This isn’t just a throwaway giant monster movie, it is so much more. Sure, we’ve all seen big goofy monsters but the creature in this film is, by far, one of the strangest and laughably bad creations in Hollywood history. The creature is theorized to be from outer space and even referred to as a buzzard but it is really just a giant, mutated, cartoony vulture thing.

The creature flies through the skies and rips planes out of the air, eats people trying to escape via parachute and is essentially indestructible because it emits an invisible antimatter bubble around its body. So apparently missiles explode prematurely due to this antimatter bubble but yet, the bubble doesn’t prevent the creature from touching things, which makes no sense at all. This is a film filled with horrible and baffling scientific explanations. It’s like it was written by a six year-old that read about antimatter in a 1950s comic book.

The special effects are terrible and unintentionally hilarious. But that is what gives this film some of its charm. It also boasts atrocious acting and completely defies the laws of physics.

But all negatives aside, something about this film just works. There really isn’t a dull moment once the bird shows up and the action starts. I mean, you have to have some sort of appreciation for films like this, if you are going to watch it, but it excels in areas where similar films fail. It is equal parts better and worse than similar films. And really, it is impossible to hate and to just write off.

The bird is just too bizarre to not be appreciated.

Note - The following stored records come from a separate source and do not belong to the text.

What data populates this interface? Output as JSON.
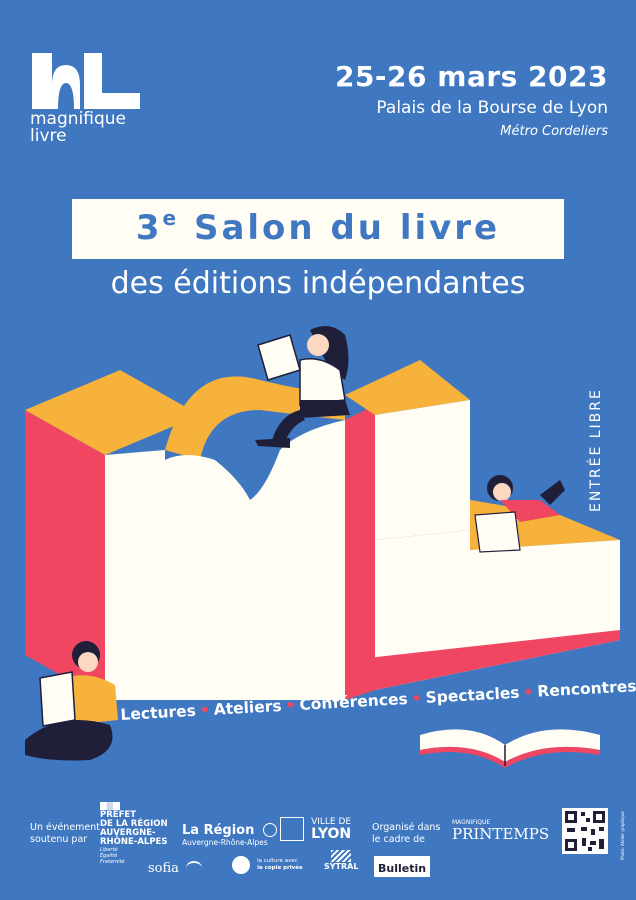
{
  "brand": {
    "logo_text_line1": "magnifique",
    "logo_text_line2": "livre"
  },
  "event": {
    "dates": "25-26 mars 2023",
    "venue": "Palais de la Bourse de Lyon",
    "metro": "Métro Cordeliers",
    "title_number": "3",
    "title_superscript": "e",
    "title": "Salon du livre",
    "subtitle": "des éditions indépendantes",
    "admission": "ENTRÉE LIBRE"
  },
  "activities": [
    "Lectures",
    "Ateliers",
    "Conférences",
    "Spectacles",
    "Rencontres"
  ],
  "footer": {
    "support_line1": "Un événement",
    "support_line2": "soutenu par",
    "prefet_line1": "PRÉFET",
    "prefet_line2": "DE LA RÉGION",
    "prefet_line3": "AUVERGNE-",
    "prefet_line4": "RHÔNE-ALPES",
    "prefet_motto1": "Liberté",
    "prefet_motto2": "Égalité",
    "prefet_motto3": "Fraternité",
    "region_name": "La Région",
    "region_sub": "Auvergne-Rhône-Alpes",
    "ville_line1": "VILLE DE",
    "ville_line2": "LYON",
    "organise_line1": "Organisé dans",
    "organise_line2": "le cadre de",
    "printemps_top": "MAGNIFIQUE",
    "printemps_main": "PRINTEMPS",
    "sofia": "sofia",
    "copie_line1": "la culture avec",
    "copie_line2": "la copie privée",
    "sytral": "SYTRAL",
    "bulletin": "Bulletin",
    "credit": "Photo: Atelier graphique"
  },
  "colors": {
    "background": "#3f78c1",
    "cream": "#fffdf4",
    "yellow": "#f6b23a",
    "red": "#f04662",
    "dark": "#1f1f3a"
  }
}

Rating: 4.5/10
Pairs well with: Other giant monster movies of the atomic paranoia era: MantisThe Black ScorpionIt Came From Beneath the Sea, etc.